So how exactly do we go about building this capacity over time? In order to think about this, we need to return to the fundamentals of leadership action: noticing when action is needed, deciding what to do, having the courage to act, and then acting. We also need to pinpoint where in the process we tend to fail. In my opinion, we are great at noticing when action is needed; we are good at deciding what to do about it; what we are bad at is actually acting. Why is this? Because we often lack the necessary courage – our fears, anxieties, doubts and misgivings get in the way. A great leader isn’t an embodiment of a long list of personality traits; it is someone who has the courage to act, to do so quickly, to do so wisely, and to continue to do so again and again.

Therefore, according to this logic, interrogating our fears ­and anxieties – recognising, befriending and overcoming them – will reveal the pathway to courage. However, this alone isn’t enough. In everyday organizational life we don’t have time to stop and analyze our fears every time we notice that action is needed. Courage needs to become habitual, so that when the need for action arises, we can manage our fears, summon courage and act, all in one swift movement. Once we find access to more courage, and while we are establishing the habit, we need to build the muscle memory of all our foundational leadership skills that inform our actions – those tools that allow us to decide on the appropriate courageous actions to take and address what we are noticing.

Yes, this sounds simple and often simple is not easy. Too often I see leaders and individuals forgetting, abandoning, and disregarding the basic tenants of good leadership action because a situation knocks them off balance. The most effective and adaptable leaders and individuals put the time in to practice, hone, and build their core strengths so they become habitual. This – the instinctive capacity for fast-moving, responsive, flexible and decisive action – is leadership agility.

In this sense, leadership agility is linked to a heightened sense of presence. Becoming fully present to your inner and outer worlds enables a fuller sense of responsiveness to the moment, rather than just being trapped in stress-based reactivity. As a result of this, when change or disruption threaten to strike, you have a better chance of being mindful about what to do. Just as an athlete can flex to avoid a fall that they’ve had before, over time you will build up a reservoir of experience that you can mine, each time the pace of change increases or disruption looms. This might mean you knowing what to do, or, if you judge that the change really is new territory, you can switch into forms of leadership action that help in the face of the unknown (like honesty about the status quo, creating spaces for inquiry and dialogue, broadening your attention and listening for emergent themes, and more).

Leadership agility is laid on the foundations of self-awareness, presence, strength, balance and adaptability, and it is built up through practice and experience. Just like courage or good leadership, agility isn’t a personality trait – it is a form of action that is made habitual over time. Agility shouldn’t be seen as a noun – it’s a verb. It is something we do until it becomes a way of being.
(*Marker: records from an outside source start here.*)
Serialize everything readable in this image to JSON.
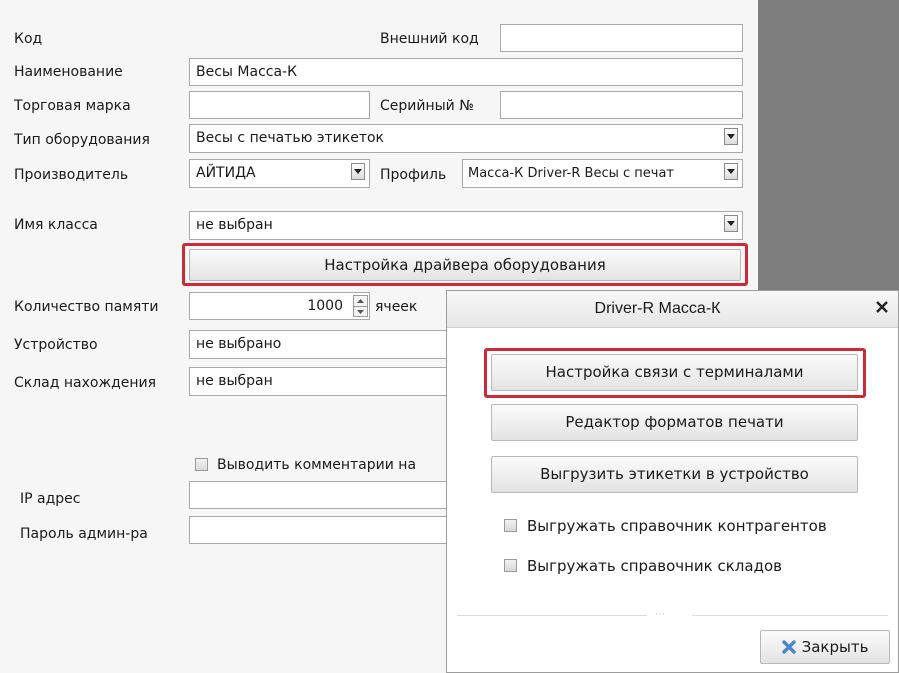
{
  "form": {
    "code_label": "Код",
    "external_code_label": "Внешний код",
    "external_code_value": "",
    "name_label": "Наименование",
    "name_value": "Весы Масса-К",
    "brand_label": "Торговая марка",
    "brand_value": "",
    "serial_label": "Серийный №",
    "serial_value": "",
    "equipment_type_label": "Тип оборудования",
    "equipment_type_value": "Весы с печатью этикеток",
    "manufacturer_label": "Производитель",
    "manufacturer_value": "АЙТИДА",
    "profile_label": "Профиль",
    "profile_value": "Масса-К Driver-R Весы с печат",
    "class_name_label": "Имя класса",
    "class_name_value": "не выбран",
    "driver_settings_button": "Настройка драйвера оборудования",
    "memory_label": "Количество памяти",
    "memory_value": "1000",
    "memory_unit": "ячеек",
    "device_label": "Устройство",
    "device_value": "не выбрано",
    "warehouse_label": "Склад нахождения",
    "warehouse_value": "не выбран",
    "comments_checkbox_label": "Выводить комментарии на",
    "ip_label": "IP адрес",
    "ip_value": "",
    "admin_password_label": "Пароль админ-ра",
    "admin_password_value": ""
  },
  "dialog": {
    "title": "Driver-R Масса-К",
    "terminal_link_button": "Настройка связи с терминалами",
    "print_format_editor_button": "Редактор форматов печати",
    "upload_labels_button": "Выгрузить этикетки в устройство",
    "upload_contractors_label": "Выгружать справочник контрагентов",
    "upload_warehouses_label": "Выгружать справочник складов",
    "close_button": "Закрыть"
  },
  "colors": {
    "highlight_frame": "#cc2a36",
    "background_gray": "#7d7d7d",
    "close_icon_blue": "#4a86c8"
  },
  "icons": {
    "dropdown": "chevron-down-icon",
    "close_dialog": "close-icon",
    "close_button": "blue-x-icon",
    "spinner": "spinner-arrows-icon"
  }
}
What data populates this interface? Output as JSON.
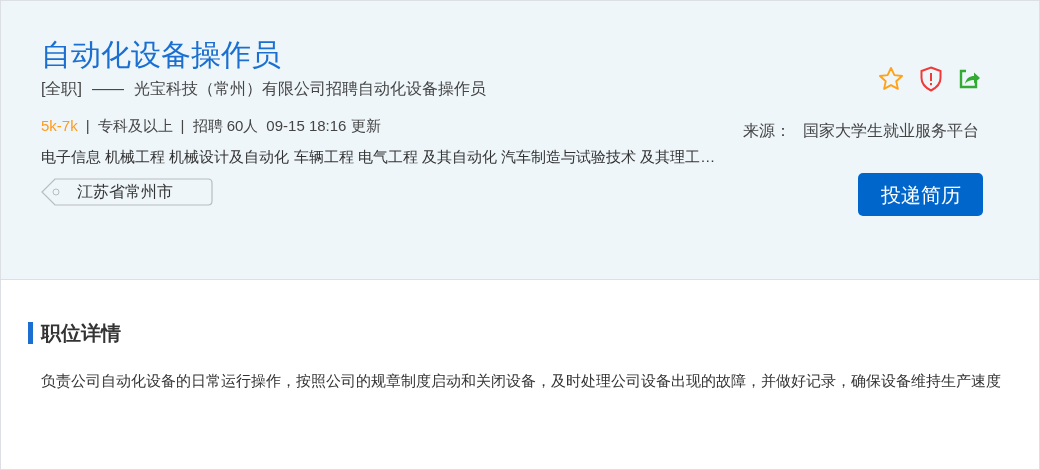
{
  "job": {
    "title": "自动化设备操作员",
    "type": "[全职]",
    "dash": "——",
    "company_line": "光宝科技（常州）有限公司招聘自动化设备操作员",
    "salary": "5k-7k",
    "education": "专科及以上",
    "headcount": "招聘 60人",
    "updated": "09-15 18:16 更新",
    "separator": "|",
    "majors": "电子信息 机械工程 机械设计及自动化 车辆工程 电气工程 及其自动化 汽车制造与试验技术 及其理工…",
    "location": "江苏省常州市",
    "source_label": "来源：",
    "source": "国家大学生就业服务平台",
    "apply_button": "投递简历",
    "favorited": false
  },
  "details": {
    "heading": "职位详情",
    "description": "负责公司自动化设备的日常运行操作，按照公司的规章制度启动和关闭设备，及时处理公司设备出现的故障，并做好记录，确保设备维持生产速度"
  }
}
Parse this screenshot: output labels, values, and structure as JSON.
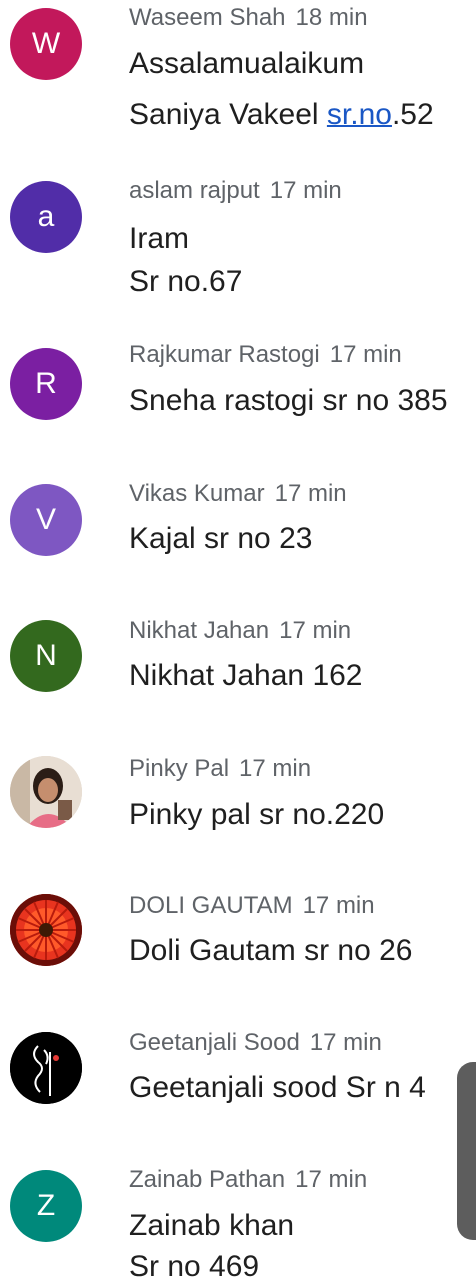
{
  "comments": [
    {
      "author": "Waseem Shah",
      "time": "18 min",
      "avatar_letter": "W",
      "avatar_color": "#c2185b",
      "line1": "Assalamualaikum",
      "line2_prefix": "Saniya Vakeel ",
      "line2_link": "sr.no",
      "line2_suffix": ".52"
    },
    {
      "author": "aslam rajput",
      "time": "17 min",
      "avatar_letter": "a",
      "avatar_color": "#512da8",
      "line1": "Iram",
      "line2": "Sr no.67"
    },
    {
      "author": "Rajkumar Rastogi",
      "time": "17 min",
      "avatar_letter": "R",
      "avatar_color": "#7b1fa2",
      "line1": "Sneha rastogi sr no 385"
    },
    {
      "author": "Vikas Kumar",
      "time": "17 min",
      "avatar_letter": "V",
      "avatar_color": "#7e57c2",
      "line1": "Kajal sr no 23"
    },
    {
      "author": "Nikhat Jahan",
      "time": "17 min",
      "avatar_letter": "N",
      "avatar_color": "#33691e",
      "line1": "Nikhat Jahan 162"
    },
    {
      "author": "Pinky Pal",
      "time": "17 min",
      "avatar_type": "photo",
      "line1": "Pinky pal sr no.220"
    },
    {
      "author": "DOLI GAUTAM",
      "time": "17 min",
      "avatar_type": "flower-photo",
      "line1": "Doli Gautam sr no 26"
    },
    {
      "author": "Geetanjali Sood",
      "time": "17 min",
      "avatar_type": "black-art",
      "line1": "Geetanjali sood Sr n 4"
    },
    {
      "author": "Zainab Pathan",
      "time": "17 min",
      "avatar_letter": "Z",
      "avatar_color": "#00897b",
      "line1": "Zainab khan",
      "line2": "Sr no 469"
    }
  ]
}
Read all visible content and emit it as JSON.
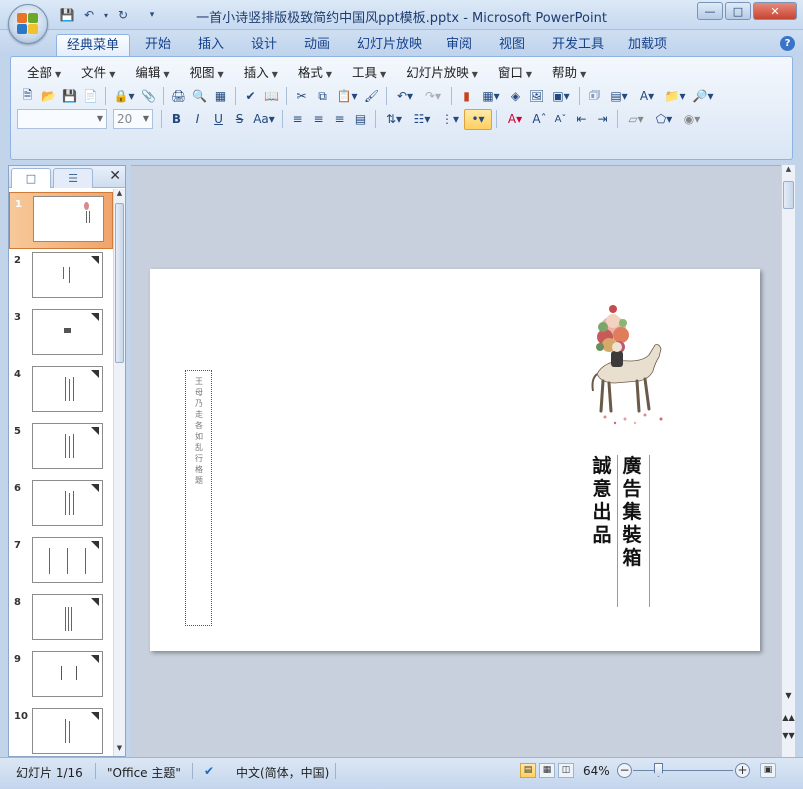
{
  "window": {
    "title": "一首小诗竖排版极致简约中国风ppt模板.pptx - Microsoft PowerPoint",
    "controls": {
      "minimize": "—",
      "maximize": "□",
      "close": "✕"
    }
  },
  "qat": [
    "save-icon",
    "undo-icon",
    "redo-icon",
    "customize-icon"
  ],
  "tabs": [
    {
      "label": "经典菜单",
      "active": true
    },
    {
      "label": "开始"
    },
    {
      "label": "插入"
    },
    {
      "label": "设计"
    },
    {
      "label": "动画"
    },
    {
      "label": "幻灯片放映"
    },
    {
      "label": "审阅"
    },
    {
      "label": "视图"
    },
    {
      "label": "开发工具"
    },
    {
      "label": "加载项"
    }
  ],
  "menubar": [
    "全部",
    "文件",
    "编辑",
    "视图",
    "插入",
    "格式",
    "工具",
    "幻灯片放映",
    "窗口",
    "帮助"
  ],
  "format": {
    "font_name": "",
    "font_size": "20"
  },
  "thumbnails": [
    {
      "num": "1"
    },
    {
      "num": "2"
    },
    {
      "num": "3"
    },
    {
      "num": "4"
    },
    {
      "num": "5"
    },
    {
      "num": "6"
    },
    {
      "num": "7"
    },
    {
      "num": "8"
    },
    {
      "num": "9"
    },
    {
      "num": "10"
    }
  ],
  "slide": {
    "small_vertical": "王母乃走各如乱行格题",
    "main_title": "廣告集裝箱",
    "subtitle": "誠意出品"
  },
  "status": {
    "slide_info": "幻灯片 1/16",
    "theme": "\"Office 主题\"",
    "language": "中文(简体，中国)",
    "zoom": "64%",
    "zoom_fraction": 0.25
  }
}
It is a capacity that is within everyone’s grasp, we just need to invest the time in creating our own pathways towards it. In these volatile times, it’s no longer good enough to hope that the 'agile' few of us will work out the answers, while the rest of us sit back; we all need to do the work to develop our own presence, responsiveness and agility and prepare ourselves for what’s coming our way.

Impact’s experiential approach can help with 'hard to teach' abilities like agility, enabling individuals to build an ongoing practice of living leadership action. Building organizational agility also requires the development of workplace environments that embrace and promote agile practices and mindsets. For example, an organization that is committed to a culture of continuous improvement is far better positioned to respond appropriately to agile leadership than one that is not. Look out for a follow-up article, which will address key characteristics of organizational agility and how to nurture them in your organization. 

David Cooper is a Senior Consultant at Impact Americas.